Everyone, I imagine, has at least one song for which the act of listening is almost a transportation.
A song that awakes a vivid memory and is so strongly associated with a certain time in your life that the two are inseparable...to hear is to remember, and to remember is to relive.
I know a lot of people listen to music in colours...for me the opening guitar riff to Counting Crows’ ‘Mr. Jones’ is a stream of yellow and gold, and that gold is the morning sunshine of the spring of my second sixth form year at Medina High.
The day is bright as full summer, but the air is cool and crisp - you feel alert, more alive.
For me that memory is always there, even if listening to the song so much since then has put a lot of memories in there with it.
Now...imagine you are IN your memory, and the artists who gave you your nostalgia-hotwiring tune are in there with you, playing the song. Over the trees across the river the sun is setting behind the hospital where you were born.
Instead of the memory coming from the song, the song...and the band, had come to the memory, and I stood there, in the throng, revelling in the knowledge that no one there was enjoying this mind-blowingly amazing sensation in quite the way I was.
It was a good gig.
The rest of the weekend
Festivals are pretty damned good fun at the best of times, and at the worst of times you can generally remember the wise words of Eric Idle - ‘Worst things happen at sea you know! Cheer up you old bugger.’. This weekend was a mixture of both for different people.
Friday night arriving at the campsite, myself, Ben Craig, his pseudo-girlfriend Annie and a friend of mine from the Island, James Foster, sat around in a space behind our tents. James and I, after an early-evenings’ hard drinking at the Island’s Chicago Rock were pretty merry, and I randomly started helping a couple of girls who were having difficulty in putting up their tent, and then gave up and invited them to come drink with us. As of then we accumulated people until about 4 or 5am, including some notably quality Festival Characters including ‘Jimble Girl’ and ‘Bob’.

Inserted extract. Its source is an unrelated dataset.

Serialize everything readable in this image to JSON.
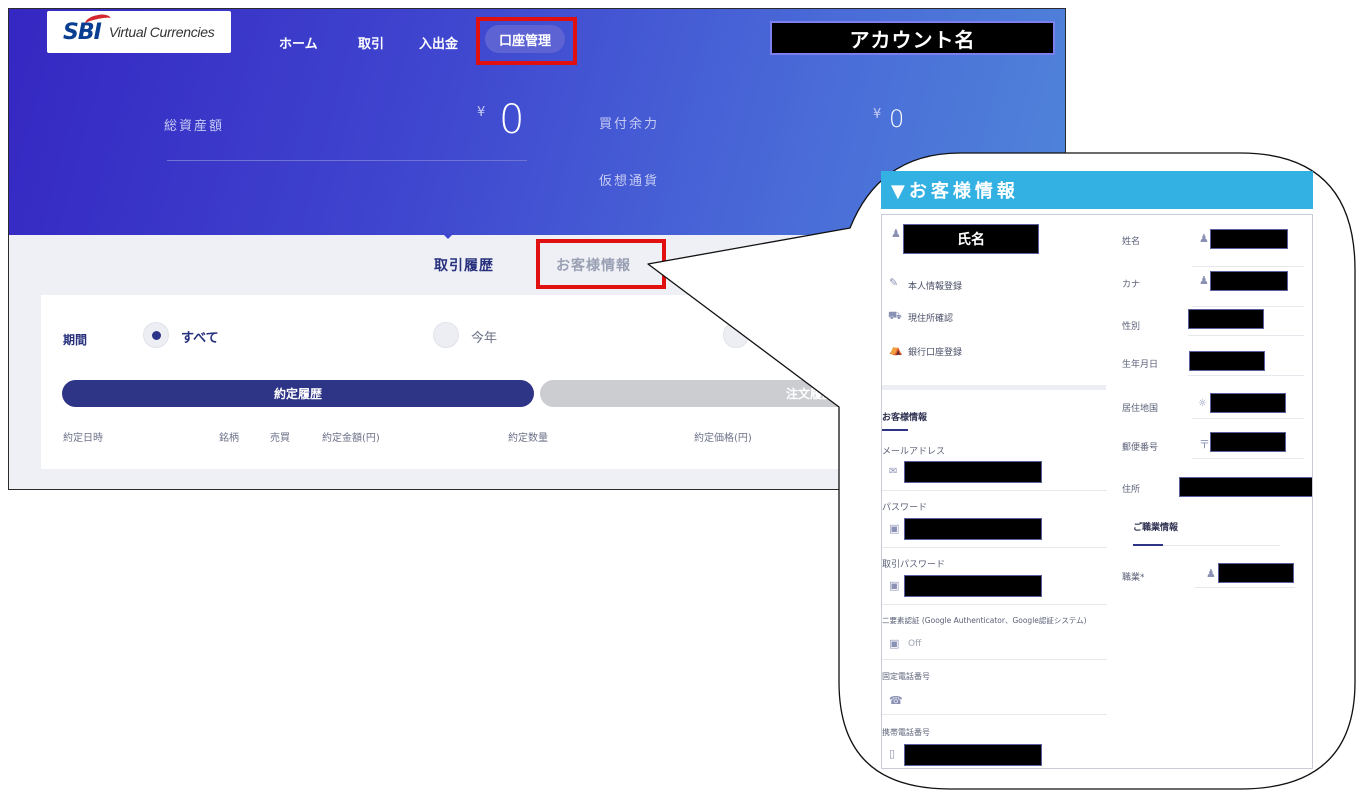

Jimble Girl – a young punky-dressed Island girl of about 18-19, who, whilst rolling wide-end-and-twist-style cigarette-esque things for her and her mates on the far side of the social circle (literally) was telling everyone about the particular slang associated with that pastime on the Isle of Wight, unaware that she wasn’t the only one from the Island. A ‘Jimble’ was allegedly an almost finished cigarette-esque thing, and ‘Nigels’ were the last few draws of one, which automatically went to anyone called Nigel if they happened to be present when said cigarettey object passed over the Jimble Threshold. We later found her working on the Henna Tattoo stall whilst wearing stripy socks.
Bob – in late middle age, Bob was a totally pissed yet congenial bloke who insisted on attempting to light Sambucca in his own mouth after seeing someone light it in mine, which was...entertaining.
Whilst Jimble Girl was passing round one of her specials on the other side of the (admittedly large) circle, he leapt up, intercepted said special, took a long drag and handed it back. Through the rolling mushroom cloud of exhaled smoke he said;
“I shouldn’t have done that you know...I’m an-an-an officer of the law!”
We thought this was quite funny. Then he sat down next to me and a wallet fell out of his pocket. I picked it up to hand it to him, and it swung open to reveal a Thames Valley Police badge with the name ‘R. Miller’ embossed on it.
Ten minutes later on my way back to the circle from the portaloos, I passed Bob being escorted off the campsite between two of his fellow officers, one of whom was reading him his rights.
Which was nice.
It emerged that his brief inhalation was the least of three offences he had allegedly committed that night, the other two being theft.
Starsailor were excellent, although the lead singer’s attempts at being all ‘rock’n’roll’ were cringeworthy...he was too much of a nice boy. Iggy Pop was good, and Paul Weller amazing. Paul Weller’s backing group seemed to consist of most of Ocean Colour Scene, which made Saturday’s headline act a bit of a bargain, to be honest!
Sunday and the John Baker Trio (possibly...this is from memory) were a highlight, and the startlingly energetic Queen-on-helium ‘The Darkness’ also rated quite highly. Counting Crows made the weekend and to be honest most of this month for me, after which Bryan Adams could have farted into the microphone for the full 90 minutes for all I cared, but in fact was surprisingly good. It’s easy to forget how many songs he’s done just by being around so bloody long. You don’t have to like them all, but he’s jumped into bed (figuratively speaking) with everyone from Mel C to Chicane, so there’s bound to be something of his that you can at least tap your foot to.
Putting money to one side, it was well worth spending two days of my holiday allowance for.
Has anyone got any spare tickets for Glastonbury?